#IATEFL Day 1 - Kicking Some Serious Assessment

The first day proper of IATEFL was pretty intense - lots of running around from talk to talk, lots of the other kind of talking with all sorts of great educators I either hadn't met in person before or hadn't seen for a few years, an interview, my first official report, and much more.

But throughout most of the sessions I attended today, one hot topic kept coming up - assessment... how we assess, why we assess, if we should assess, and what we can do to change and improve assessment. Although not directly mentioned, it first came up in Donald Freeman's opening plenary as he talked about the myths of 'direct causality,' 'sole responsibility,' and 'the goal of proficiency'. Teachers do not directly cause learners to learn, he argued. They are not solely responsible for the success or failure of their learners. They should not focus on nor worry about proficiency so much as it is not an easily defined or indeed realistic goal.

This is where assessment can be a problem - it often creates an artificial environment of direct causality (teacher teaches to the test, learner learns for the test); teachers and students alike feel sole responsibility for their perceived successes and failures; and it all becomes about proficiency. You pass a test, you earn a score, and you therefore demonstrate your proficiency.... But this misses the point of language learning (as Mr Freeman alluded to in his talk). It is much more complex and learners need more space to think and grow both within and outside the box (or 'suitcase' as we saw in the talk).

Fast forward to the young learner panel (including a chance to meet one of my MA tutors, Juup Stelma, for the first time as well as a first face-to-face meeting with Vicky Loras - whoop!) and assessment came up again. Juup and Vicky had both talked about affording learners the chance to explore and be creative through projects and and focusing on the process of their production rather than the accuracy of the end result.

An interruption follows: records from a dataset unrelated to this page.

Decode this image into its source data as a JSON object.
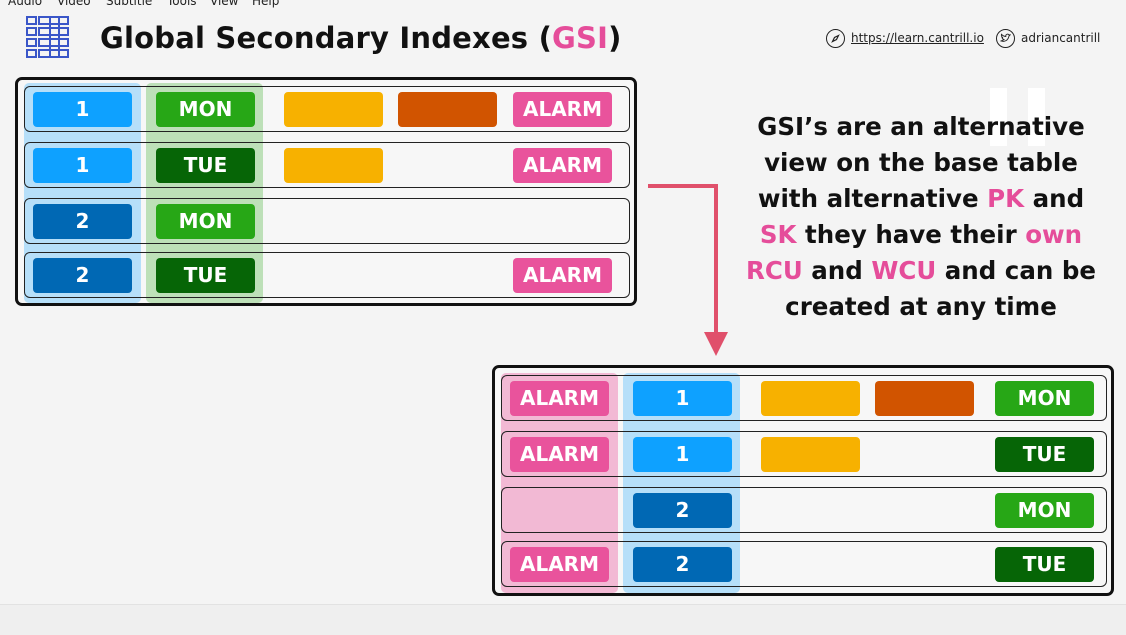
{
  "menu": [
    "Audio",
    "Video",
    "Subtitle",
    "Tools",
    "View",
    "Help"
  ],
  "header": {
    "title_prefix": "Global Secondary Indexes (",
    "title_highlight": "GSI",
    "title_suffix": ")",
    "site": "https://learn.cantrill.io",
    "handle": "adriancantrill",
    "icons": [
      "table-grid-icon",
      "compass-icon",
      "twitter-icon"
    ]
  },
  "base_table": {
    "rows": [
      {
        "pk": "1",
        "sk": "MON",
        "alarm": "ALARM"
      },
      {
        "pk": "1",
        "sk": "TUE",
        "alarm": "ALARM"
      },
      {
        "pk": "2",
        "sk": "MON",
        "alarm": ""
      },
      {
        "pk": "2",
        "sk": "TUE",
        "alarm": "ALARM"
      }
    ]
  },
  "gsi_table": {
    "rows": [
      {
        "alarm": "ALARM",
        "pk": "1",
        "sk": "MON"
      },
      {
        "alarm": "ALARM",
        "pk": "1",
        "sk": "TUE"
      },
      {
        "alarm": "",
        "pk": "2",
        "sk": "MON"
      },
      {
        "alarm": "ALARM",
        "pk": "2",
        "sk": "TUE"
      }
    ]
  },
  "description": {
    "t1": "GSI’s are an alternative view on the base table with alternative ",
    "pk": "PK",
    "t2": " and ",
    "sk": "SK",
    "t3": " they have their ",
    "own": "own",
    "t4": " ",
    "rcu": "RCU",
    "t5": " and ",
    "wcu": "WCU",
    "t6": " and can be created at any time"
  },
  "colors": {
    "pink": "#e9539c",
    "light_blue": "#0ea1ff",
    "dark_blue": "#0068b4",
    "light_green": "#27a716",
    "dark_green": "#066506",
    "yellow": "#f7b100",
    "orange": "#d15400",
    "arrow": "#e0506b"
  }
}
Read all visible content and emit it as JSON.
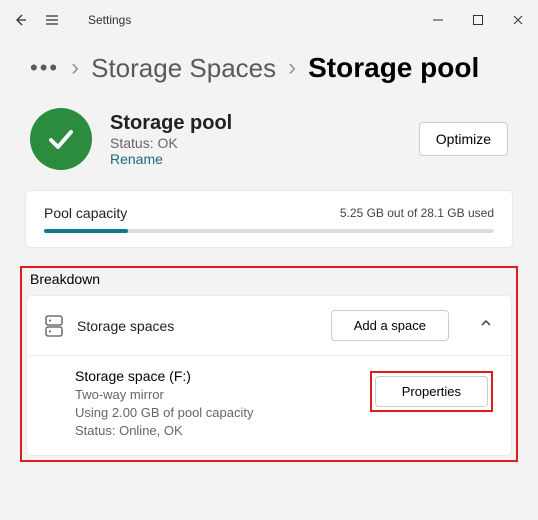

This stood in contrast to the talk of how the Cambridge YLE exams have been implemented in Uruguay (as explained by Maria Muniz and Magdelena de Stefani). Although a high emphasis is placed on integrating English into every day class activities and promoting 'gradual immersion,' the reality is that kids still get stressed by testing and teachers still find it difficult to resist the temptation to plough through past papers. This leads to the problem of being 'frozen' that we heard about in the plenary and we fall into the trap of satisfying the demands of the test rather than the needs of the learners.

And finally, a session with Jeremy Harmer entitled 'An uncertain and approximate business? Why teachers should love testing.' Jeremy presented interesting for and against cases before presenting the fact that tests are here to stay as they always have been. What, therefore, can we do to make sure they are better and that we prepare learners for them better? I'll let you view that talk and arrive at your own conclusions:

A couple of things struck me during the talk. First of all, I nodded my head while listening to Jeremy's suggestions to 'get inside the test' and 'bring the students in,' which mirrored many of my thoughts from my recent webinar on assessment for Teaching English.

Secondly, one area (or rather one example) where I found myself shaking my head in disagreement was the classic argument that test are important to show skills with the brain surgeon card being played. "I want my surgeon to be qualified. I want her or him to be someone who has passed tests with top marks and who has been assessed with flying colours!" so it goes. The fact that this person has passed tough tests shows that they are ready to perform complex and demanding tasks like brain surgery.

However, this example excludes something very important.


Personally, if I were to go to a surgeon, I would not be so concerned with the letters before and after his/her name or the multitude of certificates and awards on display on the walls. I would want to know how often this surgeon had one this procedure before. I would want her/him to reassure me that she/he had done it many times. I would want to know that my surgeon would actually do it and not some trainee doctor or intern. Also, I would be listening to the doctor carefully and watching out for signs of confidence and competence in his her voice and general demeanour. In fact, I would be assessing the surgeon before deciding to let her/him cut me open or not.

Experience - it's more than a score!